Should Rich Countries Pay More For Environmental Damage?
Environmental damage is something that has no boundaries. Therefore, an environmentally damaging activity is not bound within the region or area it has occurred only, but rather the impacts spread far and wide. The issue of whether rich countries should contribute more towards environmental remediation and conservation efforts is largely based on this. The point is that whether such damaging activities to the environment occur in either rich or poor nations, the impacts are shared across the board. Out of this, the main contention is responsibility. Who, between the rich and poor nations, is responsible for environmental degradation and thus who bears the greatest responsibility in addressing the damage? To start with, rich countries, despite their lower population as compared to the poor countries, have higher consumption rates than poor countries. They consume more resources and at a faster rate than poor countries. This is so as to feed and provide for their high-consumption lifestyles which are not found in poor nations. These resources include; food, energy, and water, all of which are essential for sustenance of life in both sides of the wealth divide. This higher consumption rates of the rich countries lead to depletion of resources, causing the unjust suffering of the poor countries as they have to deal with the shortage of these vital resources. Secondly, the higher rate of consumption results to higher rate and volume of wastes produced. These wastes may range from biodegradable to non-biodegradable, and at times toxic.
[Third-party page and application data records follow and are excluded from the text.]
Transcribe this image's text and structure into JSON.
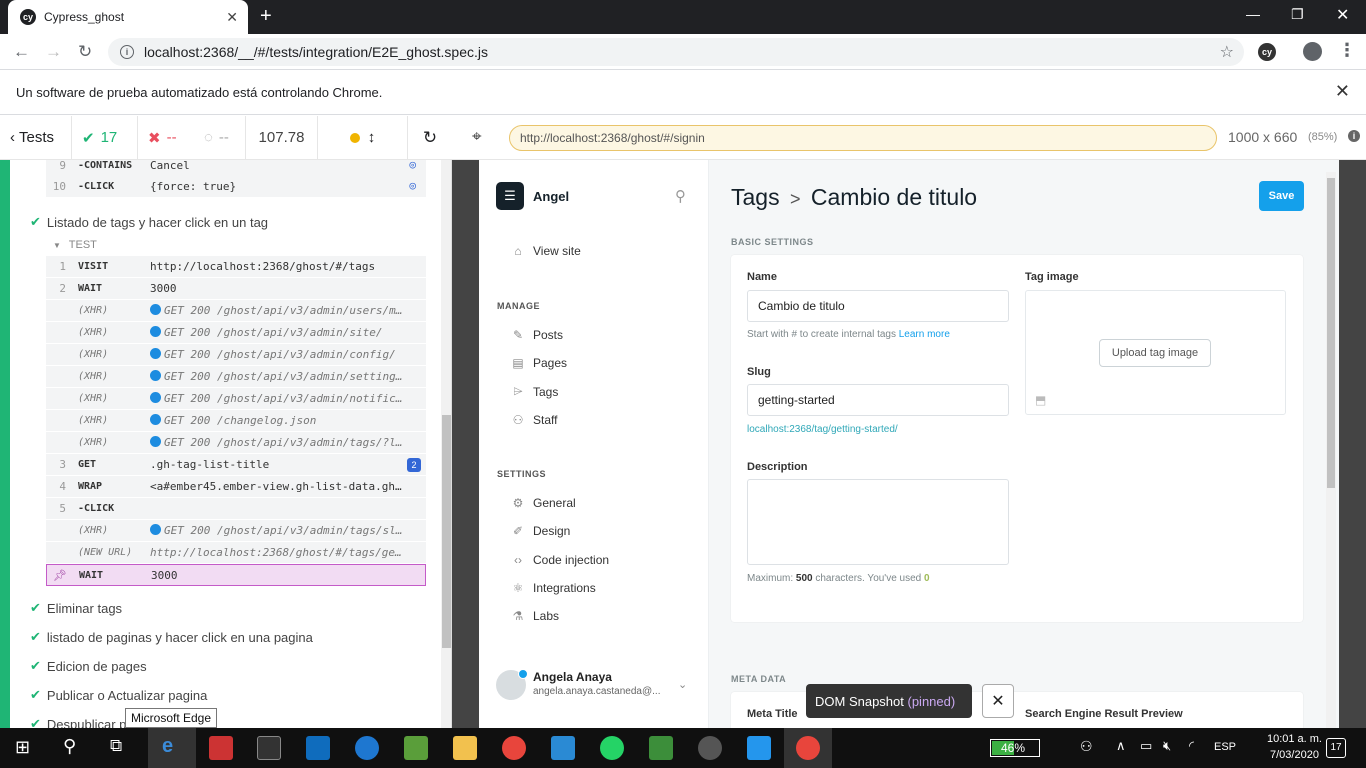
{
  "browser": {
    "tab_title": "Cypress_ghost",
    "url": "localhost:2368/__/#/tests/integration/E2E_ghost.spec.js",
    "infobar_text": "Un software de prueba automatizado está controlando Chrome."
  },
  "reporter": {
    "tests_label": "Tests",
    "passed": "17",
    "failed": "--",
    "pending": "--",
    "duration": "107.78",
    "commands_top": [
      {
        "n": "9",
        "name": "-CONTAINS",
        "msg": "Cancel"
      },
      {
        "n": "10",
        "name": "-CLICK",
        "msg": "{force: true}"
      }
    ],
    "active_test": "Listado de tags y hacer click en un tag",
    "test_label": "TEST",
    "commands": [
      {
        "n": "1",
        "name": "VISIT",
        "msg": "http://localhost:2368/ghost/#/tags"
      },
      {
        "n": "2",
        "name": "WAIT",
        "msg": "3000"
      },
      {
        "n": "",
        "name": "(XHR)",
        "msg": "GET 200 /ghost/api/v3/admin/users/me..."
      },
      {
        "n": "",
        "name": "(XHR)",
        "msg": "GET 200 /ghost/api/v3/admin/site/"
      },
      {
        "n": "",
        "name": "(XHR)",
        "msg": "GET 200 /ghost/api/v3/admin/config/"
      },
      {
        "n": "",
        "name": "(XHR)",
        "msg": "GET 200 /ghost/api/v3/admin/settings..."
      },
      {
        "n": "",
        "name": "(XHR)",
        "msg": "GET 200 /ghost/api/v3/admin/notifica..."
      },
      {
        "n": "",
        "name": "(XHR)",
        "msg": "GET 200 /changelog.json"
      },
      {
        "n": "",
        "name": "(XHR)",
        "msg": "GET 200 /ghost/api/v3/admin/tags/?l..."
      },
      {
        "n": "3",
        "name": "GET",
        "msg": ".gh-tag-list-title",
        "badge": "2"
      },
      {
        "n": "4",
        "name": "WRAP",
        "msg": "<a#ember45.ember-view.gh-list-data.gh-t..."
      },
      {
        "n": "5",
        "name": "-CLICK",
        "msg": ""
      },
      {
        "n": "",
        "name": "(XHR)",
        "msg": "GET 200 /ghost/api/v3/admin/tags/slu..."
      },
      {
        "n": "",
        "name": "(NEW URL)",
        "msg": "http://localhost:2368/ghost/#/tags/gett..."
      },
      {
        "n": "",
        "name": "WAIT",
        "msg": "3000"
      }
    ],
    "other_tests": [
      "Eliminar tags",
      "listado de paginas y hacer click en una pagina",
      "Edicion de pages",
      "Publicar o Actualizar pagina",
      "Despublicar p"
    ],
    "tooltip": "Microsoft Edge"
  },
  "aut": {
    "url": "http://localhost:2368/ghost/#/signin",
    "viewport": "1000 x 660",
    "scale": "(85%)"
  },
  "ghost": {
    "site_name": "Angel",
    "view_site": "View site",
    "manage_label": "MANAGE",
    "manage_items": [
      "Posts",
      "Pages",
      "Tags",
      "Staff"
    ],
    "settings_label": "SETTINGS",
    "settings_items": [
      "General",
      "Design",
      "Code injection",
      "Integrations",
      "Labs"
    ],
    "user_name": "Angela Anaya",
    "user_email": "angela.anaya.castaneda@...",
    "breadcrumb_parent": "Tags",
    "breadcrumb_sep": ">",
    "title": "Cambio de titulo",
    "save_label": "Save",
    "basic_settings": "BASIC SETTINGS",
    "name_label": "Name",
    "name_value": "Cambio de titulo",
    "name_hint": "Start with # to create internal tags",
    "learn_more": "Learn more",
    "slug_label": "Slug",
    "slug_value": "getting-started",
    "slug_url": "localhost:2368/tag/getting-started/",
    "tag_image_label": "Tag image",
    "upload_label": "Upload tag image",
    "description_label": "Description",
    "desc_hint_pre": "Maximum:",
    "desc_max": "500",
    "desc_hint_mid": "characters. You've used",
    "desc_used": "0",
    "meta_data": "META DATA",
    "meta_title_label": "Meta Title",
    "serp_label": "Search Engine Result Preview"
  },
  "snapshot": {
    "label": "DOM Snapshot",
    "pinned": "(pinned)"
  },
  "taskbar": {
    "battery": "46%",
    "lang": "ESP",
    "time": "10:01 a. m.",
    "date": "7/03/2020",
    "notif": "17"
  }
}
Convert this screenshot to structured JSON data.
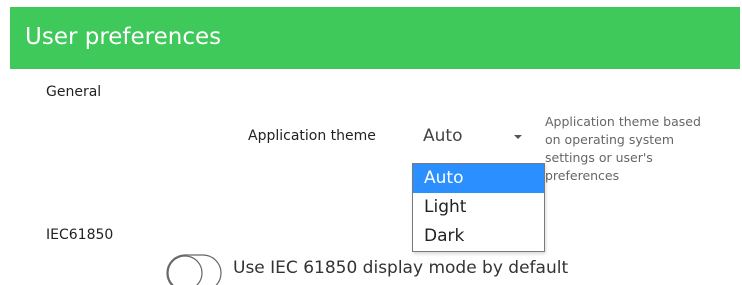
{
  "header": {
    "title": "User preferences",
    "background_color": "#3ec95a"
  },
  "general": {
    "section_title": "General",
    "theme": {
      "label": "Application theme",
      "selected_value": "Auto",
      "arrow_icon": "caret-down-icon",
      "help_lines": [
        "Application theme based",
        "on operating system",
        "settings or user's",
        "preferences"
      ],
      "options": [
        "Auto",
        "Light",
        "Dark"
      ],
      "highlighted_option": "Auto",
      "highlight_color": "#2b8fff"
    }
  },
  "iec61850": {
    "section_title": "IEC61850",
    "display_mode_toggle": {
      "label": "Use IEC 61850 display mode by default",
      "checked": false
    }
  }
}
Because of this high waste generation, some of the rich countries dump these wastes into poor countries, either maliciously or through deceit. They export wastes to poor countries in exchange for money, thereby taking advantage of the poverty in these poor countries. A good example is the e-dumping where electronic devices such as computers,...
Please join StudyMode to read the full document